“America’s plastic makers are fully committed to doing our part to help end plastic waste, and we welcome the opportunity to work with Congress in shaping legislation that will help cleanup and protect our environment.
“For example, we support the bipartisan Save Our Seas 2.0 Act introduced earlier this year, which would aid scientists and agencies in identifying innovative ways to repurpose used plastics and to study technologies for converting these materials into resources for new manufacturing. SOS 2.0 also would provide assistance to help nations with rapidly developing economies build the infrastructure and systems needed to recycle, recover and manage more waste. Research shows that more than 60 percent of waste enters the ocean from just five countries. In contrast, less than one percent of ocean leakage occurs in the United States. These steps are critical for accelerating the move toward a circular economy in the United States and abroad.

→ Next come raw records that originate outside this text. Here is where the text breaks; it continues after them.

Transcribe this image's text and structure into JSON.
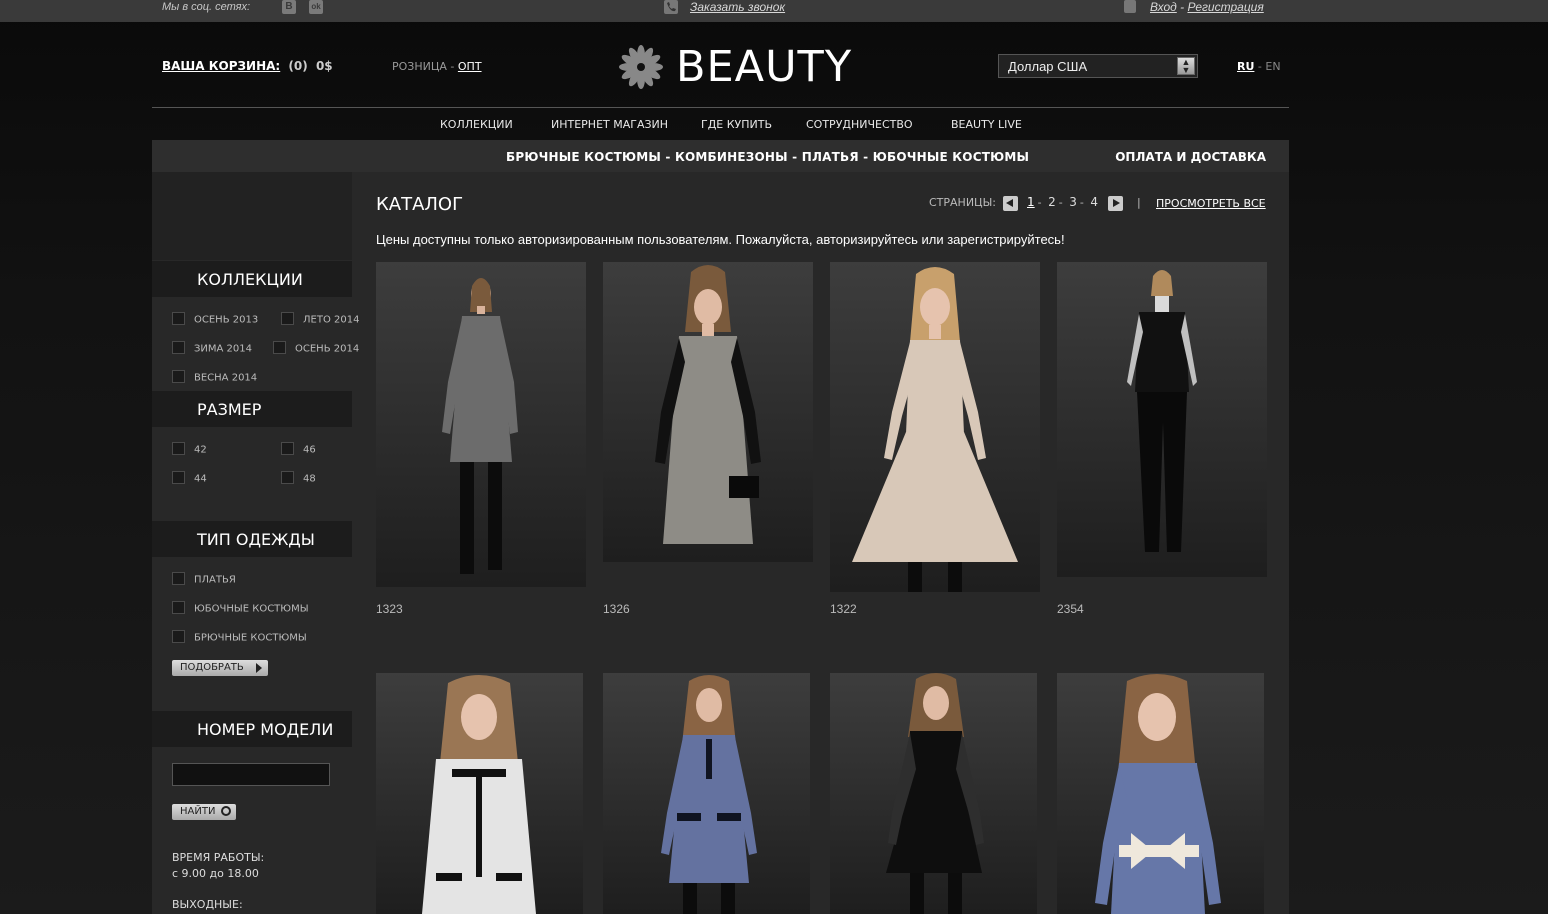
{
  "topbar": {
    "social_label": "Мы в соц. сетях:",
    "social_icons": [
      "В",
      "ok"
    ],
    "callback": "Заказать звонок",
    "login": "Вход",
    "separator": "-",
    "register": "Регистрация"
  },
  "header": {
    "cart_label": "ВАША КОРЗИНА:",
    "cart_count": "(0)",
    "cart_total": "0$",
    "retail": "РОЗНИЦА",
    "retail_sep": " - ",
    "wholesale": "ОПТ",
    "logo": "BEAUTY",
    "currency": "Доллар США",
    "lang_ru": "RU",
    "lang_sep": " - ",
    "lang_en": "EN"
  },
  "nav": [
    "КОЛЛЕКЦИИ",
    "ИНТЕРНЕТ МАГАЗИН",
    "ГДЕ КУПИТЬ",
    "СОТРУДНИЧЕСТВО",
    "BEAUTY LIVE"
  ],
  "categories": {
    "links": "БРЮЧНЫЕ КОСТЮМЫ - КОМБИНЕЗОНЫ - ПЛАТЬЯ - ЮБОЧНЫЕ КОСТЮМЫ",
    "delivery": "ОПЛАТА И ДОСТАВКА"
  },
  "sidebar": {
    "collections_title": "КОЛЛЕКЦИИ",
    "collections": [
      "ОСЕНЬ 2013",
      "ЛЕТО 2014",
      "ЗИМА 2014",
      "ОСЕНЬ 2014",
      "ВЕСНА 2014"
    ],
    "size_title": "РАЗМЕР",
    "sizes": [
      "42",
      "46",
      "44",
      "48"
    ],
    "type_title": "ТИП ОДЕЖДЫ",
    "types": [
      "ПЛАТЬЯ",
      "ЮБОЧНЫЕ КОСТЮМЫ",
      "БРЮЧНЫЕ КОСТЮМЫ"
    ],
    "pick_button": "ПОДОБРАТЬ",
    "model_title": "НОМЕР МОДЕЛИ",
    "model_input_value": "",
    "find_button": "НАЙТИ",
    "hours_label": "ВРЕМЯ РАБОТЫ:",
    "hours_value": "с 9.00 до 18.00",
    "weekend_label": "ВЫХОДНЫЕ:"
  },
  "catalog": {
    "title": "КАТАЛОГ",
    "pages_label": "СТРАНИЦЫ:",
    "pages": [
      "1",
      "2",
      "3",
      "4"
    ],
    "pages_sep": "-",
    "pages_bar": "|",
    "view_all": "ПРОСМОТРЕТЬ ВСЕ",
    "notice": "Цены доступны только авторизированным пользователям. Пожалуйста, авторизируйтесь или зарегистрируйтесь!",
    "products": [
      {
        "sku": "1323",
        "dress_color": "#6c6c6c",
        "style": "grey-shift"
      },
      {
        "sku": "1326",
        "dress_color": "#8e8c86",
        "style": "leather-sleeves"
      },
      {
        "sku": "1322",
        "dress_color": "#d8c8b8",
        "style": "beige-flare"
      },
      {
        "sku": "2354",
        "dress_color": "#111111",
        "style": "black-trousers"
      },
      {
        "sku": "",
        "dress_color": "#e4e4e4",
        "style": "white-trim"
      },
      {
        "sku": "",
        "dress_color": "#6472a0",
        "style": "blue-pockets"
      },
      {
        "sku": "",
        "dress_color": "#0e0e0e",
        "style": "black-lace"
      },
      {
        "sku": "",
        "dress_color": "#6677a8",
        "style": "blue-bow"
      }
    ]
  },
  "colors": {
    "page_bg": "#111111",
    "panel_bg": "#282828",
    "accent": "#ffffff"
  }
}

“Unfortunately, the outline of new legislation released today suggests banning certain plastics, which, studies show, would have the unintended consequences of increasing greenhouse gas emissions and other environmental impacts. A robust study completed in 2015 by the firm Trucost shows that replacing plastics with alternatives in common packages and consumer products would raise environmental costs nearly fourfold.
“America’s plastics makers are partnering with government, scientists and non-profit organizations to develop solutions to help end plastic waste, such as by designing new products for greater recyclability, and by increasing technologies and systems to collect and repurpose more of our plastic resources. We’ve established a goal of making all plastic packaging in the United States recyclable or recoverable by 2030 and for all plastic packaging to be reused, recycled or recovered by 2040.
“Many of America’s plastic makers are among the founders of and contributors to the Alliance to End Plastic Waste, a new nonprofit with a goal of deploying $1.5 billion to help develop the systems, knowledge, and infrastructure needed to collect and repurpose plastic waste in the environment, including in regions where most of the leakage occurs.” Other key members of the Alliance include brand owners, plastic processors and recyclers.”